• **INSTRUCTIONS TO FOLLOW**: Search the entries below for "File". Report each line where it occurs.

• **AVAILABLE RECORDS**:
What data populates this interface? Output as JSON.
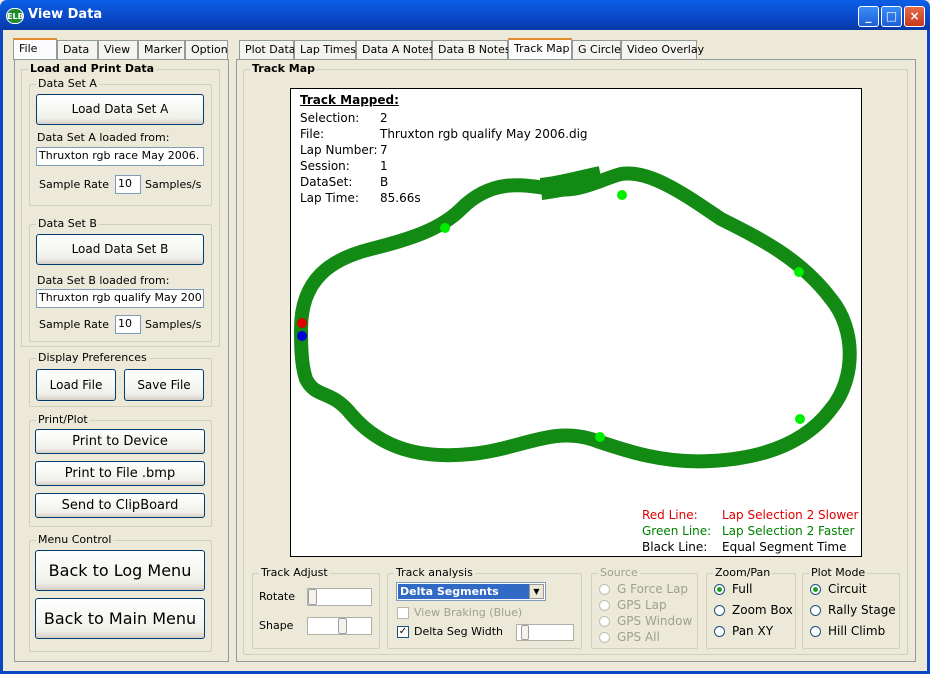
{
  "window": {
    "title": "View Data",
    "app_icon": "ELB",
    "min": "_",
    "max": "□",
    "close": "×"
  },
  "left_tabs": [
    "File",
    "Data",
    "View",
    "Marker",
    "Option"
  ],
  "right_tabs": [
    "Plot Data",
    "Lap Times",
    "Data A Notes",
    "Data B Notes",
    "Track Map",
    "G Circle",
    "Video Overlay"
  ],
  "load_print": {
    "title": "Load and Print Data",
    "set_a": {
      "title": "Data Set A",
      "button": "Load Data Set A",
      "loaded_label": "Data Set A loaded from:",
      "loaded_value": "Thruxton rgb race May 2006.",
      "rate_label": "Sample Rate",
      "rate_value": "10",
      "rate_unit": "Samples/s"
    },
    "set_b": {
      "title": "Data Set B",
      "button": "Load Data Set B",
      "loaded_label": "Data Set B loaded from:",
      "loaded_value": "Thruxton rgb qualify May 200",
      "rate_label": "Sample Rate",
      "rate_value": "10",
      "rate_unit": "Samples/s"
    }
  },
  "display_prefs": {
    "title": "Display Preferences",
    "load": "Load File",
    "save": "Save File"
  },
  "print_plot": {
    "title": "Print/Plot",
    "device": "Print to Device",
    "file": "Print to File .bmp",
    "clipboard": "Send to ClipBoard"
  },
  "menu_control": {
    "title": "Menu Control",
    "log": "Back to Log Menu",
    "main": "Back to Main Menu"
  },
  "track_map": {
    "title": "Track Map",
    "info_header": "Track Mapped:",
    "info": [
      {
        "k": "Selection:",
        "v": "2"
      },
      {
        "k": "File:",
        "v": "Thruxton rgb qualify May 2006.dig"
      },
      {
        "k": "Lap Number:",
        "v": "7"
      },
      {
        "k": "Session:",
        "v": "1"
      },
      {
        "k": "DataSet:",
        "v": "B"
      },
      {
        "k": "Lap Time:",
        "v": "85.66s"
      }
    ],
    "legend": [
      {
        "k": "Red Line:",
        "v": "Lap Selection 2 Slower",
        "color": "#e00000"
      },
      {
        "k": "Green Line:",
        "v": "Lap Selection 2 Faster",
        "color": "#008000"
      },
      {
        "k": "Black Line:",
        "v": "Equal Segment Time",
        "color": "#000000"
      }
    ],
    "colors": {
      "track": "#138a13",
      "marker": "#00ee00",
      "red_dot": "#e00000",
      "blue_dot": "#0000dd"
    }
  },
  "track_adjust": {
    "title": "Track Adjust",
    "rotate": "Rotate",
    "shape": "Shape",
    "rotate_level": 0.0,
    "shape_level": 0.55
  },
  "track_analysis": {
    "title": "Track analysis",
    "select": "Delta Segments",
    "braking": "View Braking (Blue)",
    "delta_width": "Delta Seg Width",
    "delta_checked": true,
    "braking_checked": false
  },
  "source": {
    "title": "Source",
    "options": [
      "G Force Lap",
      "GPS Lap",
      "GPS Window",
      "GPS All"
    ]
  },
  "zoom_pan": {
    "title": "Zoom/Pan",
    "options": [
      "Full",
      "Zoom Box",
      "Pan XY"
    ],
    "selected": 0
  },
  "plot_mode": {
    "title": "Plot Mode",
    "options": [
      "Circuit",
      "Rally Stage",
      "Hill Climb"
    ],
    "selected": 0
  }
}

• **RESPONSE**:
    "File",
    "load": "Load File",
    "save": "Save File"
    "file": "Print to File .bmp",
        "k": "File:",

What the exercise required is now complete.